The QuickFit Oil Change System from Parker is a self-enclosed, single-point connection that allows oil to extract directly from the vehicle to the final waste containment. By employing the same connection point for extraction and oil refill, the oil change process is controlled and simplified, as well as eliminating any risk of safety hazards or spills.
When used appropriately, the QuickFit System greatly reduces oil spills, and because the system creates less consumable waste, it promotes environmental sustainability. The safety factor is significantly improved as well because less spillage means workers won't be slipping and falling.
In a recent article published on VehicleServicePros.com, Matthew Walley, product sales manager for Parker, advises that even with a closed-loop system, technicians need to be aware of all parts of the system. For example, making sure the hose on the other end of the fluid being evacuated is securely positioned in the final waste drum to prevent any spilling.
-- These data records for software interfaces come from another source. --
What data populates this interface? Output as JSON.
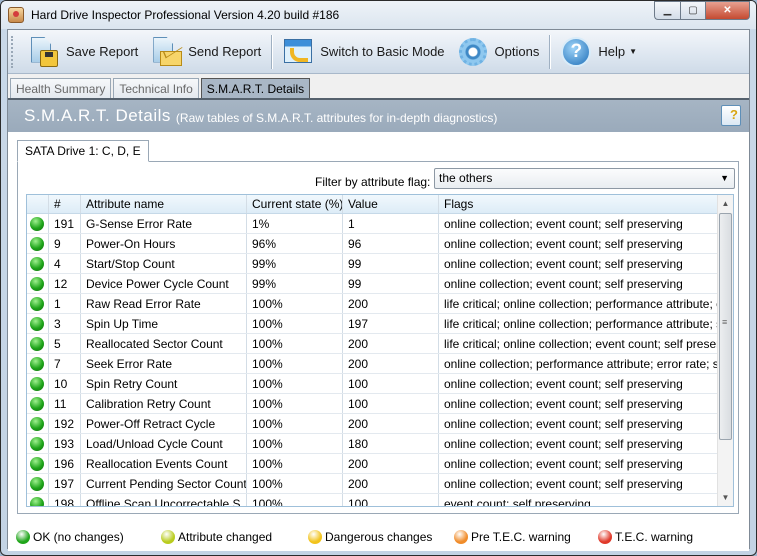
{
  "window": {
    "title": "Hard Drive Inspector Professional Version 4.20 build #186",
    "controls": {
      "minimize": "minimize",
      "maximize": "maximize",
      "close": "close"
    }
  },
  "toolbar": {
    "save_report": "Save Report",
    "send_report": "Send Report",
    "switch_basic": "Switch to Basic Mode",
    "options": "Options",
    "help": "Help"
  },
  "tabs": [
    {
      "label": "Health Summary",
      "active": false
    },
    {
      "label": "Technical Info",
      "active": false
    },
    {
      "label": "S.M.A.R.T. Details",
      "active": true
    }
  ],
  "header": {
    "title": "S.M.A.R.T. Details",
    "subtitle": "(Raw tables of S.M.A.R.T. attributes for in-depth diagnostics)"
  },
  "drive_tab": "SATA Drive 1: C, D, E",
  "filter": {
    "label": "Filter by attribute flag:",
    "selected": "the others"
  },
  "table": {
    "columns": [
      "",
      "#",
      "Attribute name",
      "Current state (%)",
      "Value",
      "Flags"
    ],
    "rows": [
      {
        "status": "ok",
        "id": "191",
        "name": "G-Sense Error Rate",
        "state": "1%",
        "value": "1",
        "flags": "online collection; event count; self preserving"
      },
      {
        "status": "ok",
        "id": "9",
        "name": "Power-On Hours",
        "state": "96%",
        "value": "96",
        "flags": "online collection; event count; self preserving"
      },
      {
        "status": "ok",
        "id": "4",
        "name": "Start/Stop Count",
        "state": "99%",
        "value": "99",
        "flags": "online collection; event count; self preserving"
      },
      {
        "status": "ok",
        "id": "12",
        "name": "Device Power Cycle Count",
        "state": "99%",
        "value": "99",
        "flags": "online collection; event count; self preserving"
      },
      {
        "status": "ok",
        "id": "1",
        "name": "Raw Read Error Rate",
        "state": "100%",
        "value": "200",
        "flags": "life critical; online collection; performance attribute; error ..."
      },
      {
        "status": "ok",
        "id": "3",
        "name": "Spin Up Time",
        "state": "100%",
        "value": "197",
        "flags": "life critical; online collection; performance attribute; self p..."
      },
      {
        "status": "ok",
        "id": "5",
        "name": "Reallocated Sector Count",
        "state": "100%",
        "value": "200",
        "flags": "life critical; online collection; event count; self preserving"
      },
      {
        "status": "ok",
        "id": "7",
        "name": "Seek Error Rate",
        "state": "100%",
        "value": "200",
        "flags": "online collection; performance attribute; error rate; self pr..."
      },
      {
        "status": "ok",
        "id": "10",
        "name": "Spin Retry Count",
        "state": "100%",
        "value": "100",
        "flags": "online collection; event count; self preserving"
      },
      {
        "status": "ok",
        "id": "11",
        "name": "Calibration Retry Count",
        "state": "100%",
        "value": "100",
        "flags": "online collection; event count; self preserving"
      },
      {
        "status": "ok",
        "id": "192",
        "name": "Power-Off Retract Cycle",
        "state": "100%",
        "value": "200",
        "flags": "online collection; event count; self preserving"
      },
      {
        "status": "ok",
        "id": "193",
        "name": "Load/Unload Cycle Count",
        "state": "100%",
        "value": "180",
        "flags": "online collection; event count; self preserving"
      },
      {
        "status": "ok",
        "id": "196",
        "name": "Reallocation Events Count",
        "state": "100%",
        "value": "200",
        "flags": "online collection; event count; self preserving"
      },
      {
        "status": "ok",
        "id": "197",
        "name": "Current Pending Sector Count",
        "state": "100%",
        "value": "200",
        "flags": "online collection; event count; self preserving"
      },
      {
        "status": "ok",
        "id": "198",
        "name": "Offline Scan Uncorrectable S...",
        "state": "100%",
        "value": "100",
        "flags": "event count; self preserving"
      }
    ]
  },
  "legend": [
    {
      "label": "OK (no changes)",
      "color": "#1fa51a"
    },
    {
      "label": "Attribute changed",
      "color": "#b9cc1e"
    },
    {
      "label": "Dangerous changes",
      "color": "#f2c31b"
    },
    {
      "label": "Pre T.E.C. warning",
      "color": "#f08c2a"
    },
    {
      "label": "T.E.C. warning",
      "color": "#e0392a"
    }
  ]
}
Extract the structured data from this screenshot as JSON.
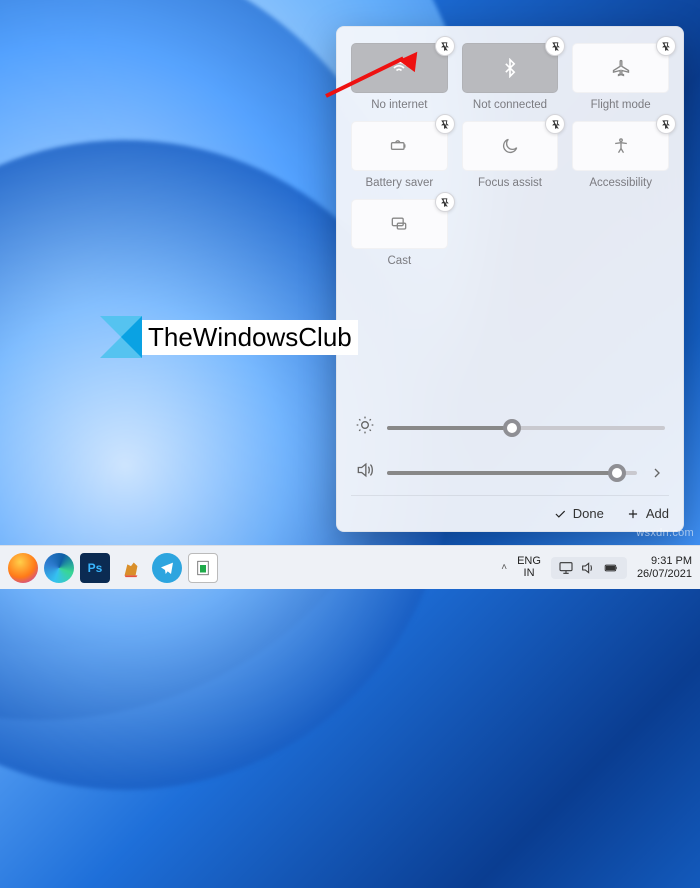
{
  "watermark_logo_text": "TheWindowsClub",
  "watermark_site": "wsxdn.com",
  "panel": {
    "tiles": [
      {
        "id": "wifi",
        "label": "No internet",
        "active": true
      },
      {
        "id": "bluetooth",
        "label": "Not connected",
        "active": true
      },
      {
        "id": "flight",
        "label": "Flight mode",
        "active": false
      },
      {
        "id": "battery",
        "label": "Battery saver",
        "active": false
      },
      {
        "id": "focus",
        "label": "Focus assist",
        "active": false
      },
      {
        "id": "accessibility",
        "label": "Accessibility",
        "active": false
      },
      {
        "id": "cast",
        "label": "Cast",
        "active": false
      }
    ],
    "brightness_percent": 45,
    "volume_percent": 92,
    "done_label": "Done",
    "add_label": "Add"
  },
  "taskbar": {
    "lang_top": "ENG",
    "lang_bottom": "IN",
    "time": "9:31 PM",
    "date": "26/07/2021"
  }
}
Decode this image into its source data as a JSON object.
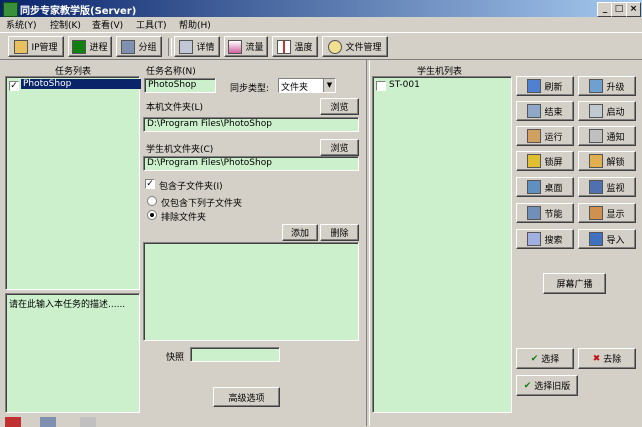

Walley also mentions devices or features that can be included on fluid exchange equipment, such as non-spill valves, which can help prevent spills during the disconnect.Time and safety—the big advantages
What are the advantages of the QuickFit System? First and foremost—TIME! Most oil change times are reduced by approximately 50 percent with Parker's innovative system. This time savings is due to its ergonomic design, which provides easier access within engine compartments.
Here are some staggering statistics: In the United States, data shows that a workplace injury occurs every seven seconds, and about 65 percent of all workdays or 95 million workdays are lost due to slips, trips, and falls. That's reason enough for worker safety always being on the mind of the fleet manager. Injuries mean downtime, and downtime equates to a loss of productivity and, ultimately, revenue. Employing the QuickFit Oil Change System improves safety conditions by eliminating spills and leaks, and that translates into fewer injuries to the maintenance team.
Moreover, with fewer connection points, the chance of an operator suffering a burn is lessened, as is exposure to fluids. The bottom line is the QuickFit System keeps workers safer, cleaner, and more productive.
A big win for the environment
In the United States alone, 61 percent of used oil is disposed of improperly. Since QuickFit eliminates all consumable waste, it's not just a big win for the fleet manager and the company. The environment, too, comes out ahead; the system makes it much easier for the maintenance department to adhere to strict regulations covering the disposal of used oil.
You'll never change oil the same again
So, as a fleet manager, is the QuickFit Oil Change System the right choice for your shop? The numbers speak for themselves:
Parker's QuickFit Oil Change System revolutionizes the process with a faster, cleaner and safer way to change engine oil. In three easy steps, technicians can purge, extract, and refill a vehicle's system with new oil without ever spilling a drop. This revolutionary process means money saved, and that’s a good thing for fleet managers when the year-end 2020 budget review takes place.
Learn more about implementing QuickFit for your fleet.Planning on attending IFPE 2020?
To learn more about Parker’s off-road machinery solutions stop by booth #S80245 at IFPE (International Fluid Power Exposition) in Las Vegas March 10 – 14.
Contributed by Matt Walley, product sales manager, Quick Coupling Division, Parker Hannifin
17 Feb 2020